Remote connectivity is changing just about every aspect of the world as we know it. Entire companies are switching to a WFH model, schools are going hybrid, and live entertainment is moving to Zoom. Even hospitals are getting into the video conferencing game, expanding the reach of quality health care to include before unreached segments of the global population with what’s known as telemedicine.
While you’ve probably heard the term telemedicine bandied about in the media and online, there’s a lot to unpack when it comes to understanding what exactly it is. So, let’s start unpacking!
Telemedicine: What Is It?
A quick Google search will yield many definitions of telemedicine. We’re going to cut through the noise and take you right to the World Health Organization’s definition:
“The delivery of health care services, where distance is a critical factor, by all health care professionals using information and communication technologies for the exchange of valid information for diagnosis, treatment and prevention of disease and injuries, research and evaluation, and for the continuing education of health care providers, all in the interests of advancing the health of individuals and their communities.”
In plainer terms, telemedicine takes place when physicians diagnose and treat patients who can’t be physically present or when technology is used to advance medical knowledge.
Technology Needed for Telemedicine
Telemedicine could be as simple as a doctor discussing internal symptoms and viewing pictures of visible outbreaks with a patient on a Zoom call.
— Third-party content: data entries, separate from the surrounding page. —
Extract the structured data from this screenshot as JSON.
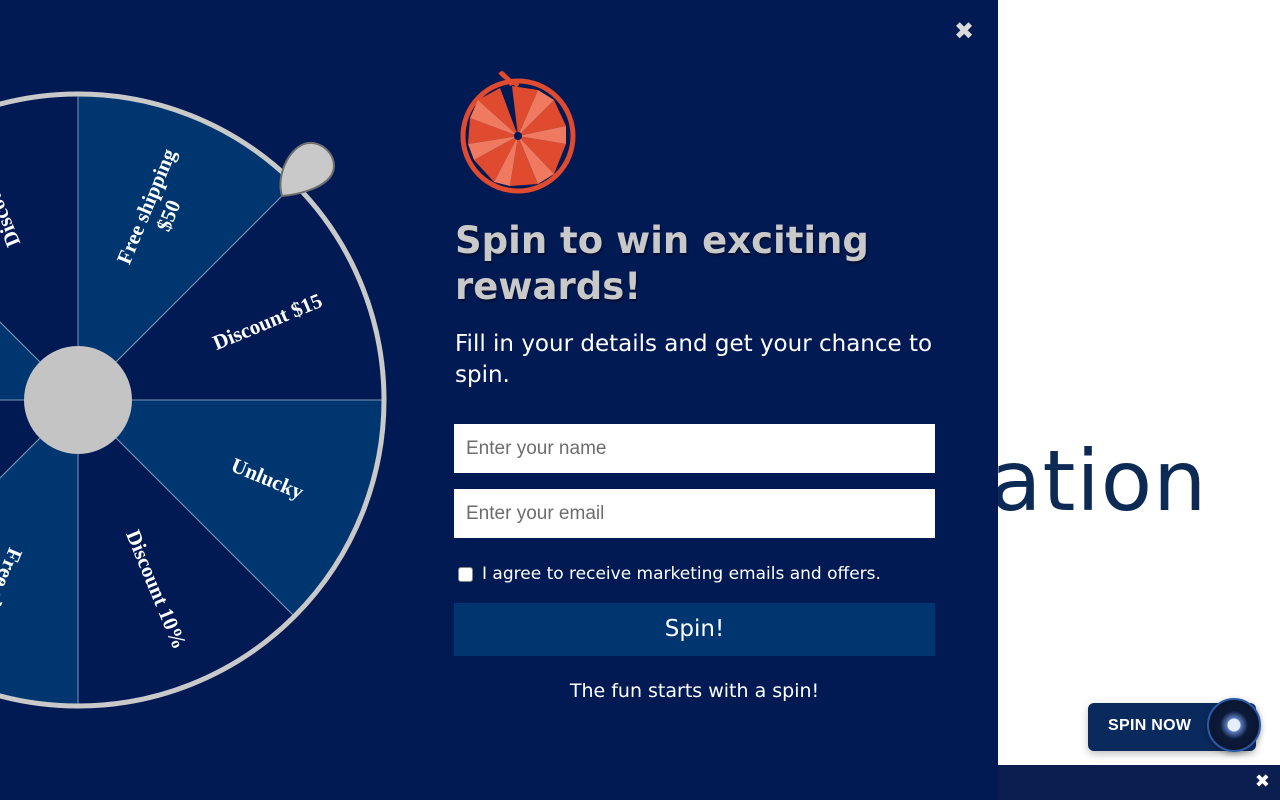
{
  "background_page": {
    "heading_fragment": "ation"
  },
  "floating_button": {
    "label": "SPIN NOW"
  },
  "bottom_bar": {
    "close_glyph": "✖"
  },
  "popup": {
    "close_glyph": "✖",
    "title": "Spin to win exciting rewards!",
    "subtitle": "Fill in your details and get your chance to spin.",
    "name_placeholder": "Enter your name",
    "email_placeholder": "Enter your email",
    "consent_label": "I agree to receive marketing emails and offers.",
    "consent_checked": false,
    "spin_button": "Spin!",
    "footer": "The fun starts with a spin!"
  },
  "wheel": {
    "segments": [
      {
        "label": "Free shipping\n$50",
        "color": "#003670"
      },
      {
        "label": "Discount $15",
        "color": "#021a54"
      },
      {
        "label": "Unlucky",
        "color": "#003670"
      },
      {
        "label": "Discount 10%",
        "color": "#021a54"
      },
      {
        "label": "Free shi...",
        "color": "#003670"
      },
      {
        "label": "",
        "color": "#021a54"
      },
      {
        "label": "",
        "color": "#003670"
      },
      {
        "label": "Discou...",
        "color": "#021a54"
      }
    ],
    "rim_color": "#c9c9c9",
    "hub_color": "#c4c4c4"
  },
  "colors": {
    "panel": "#021a54",
    "accent": "#003670",
    "logo": "#e04a2e"
  }
}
Also, when a hospital has limited resources, physicians can gather data and take X-rays to send to a specialist at another hospital for evaluation. In some cases, patients use basic medical technology at home to supply data that helps doctors diagnose them. Telemedicine also includes devices used to broadcast and record surgeries for evaluation by medical students.
Our focus for now is on devices that let health care providers and their patients communicate with each other at a distance. Here are some types of cameras commonly used for telemedicine:
- Video conferencing cameras – These premium-quality cameras give people on both ends of a remote checkup the necessary clarity for diagnosing visible symptoms via up to 4K imaging and high frame rates. Also, wide-angle lenses enable users to use more of their space.
- Auto tracking cameras – The latest Pro AV solutions are ideal for delivering telemedicine education. Auto tracking functions follow medical school professors in classrooms or every move of surgeons in operating rooms—and the best options track without requiring targets to wear any extra devices.
- Visualizers (document cameras) – Doctors can use a visualizer’s high-level optical zoom to look into medical samples with a microscope, evaluate an X-ray with a light box, and examine wounds. The visualizer can also capture images or record videos of the examination process.
It’s important to use premium cameras for telemedicine so you can maintain professionalism and deliver the most accurate results possible.
As technology progresses, expect to see telemedicine capability and availability expand. Click the button below to browse the camera technology you’ll need to get started!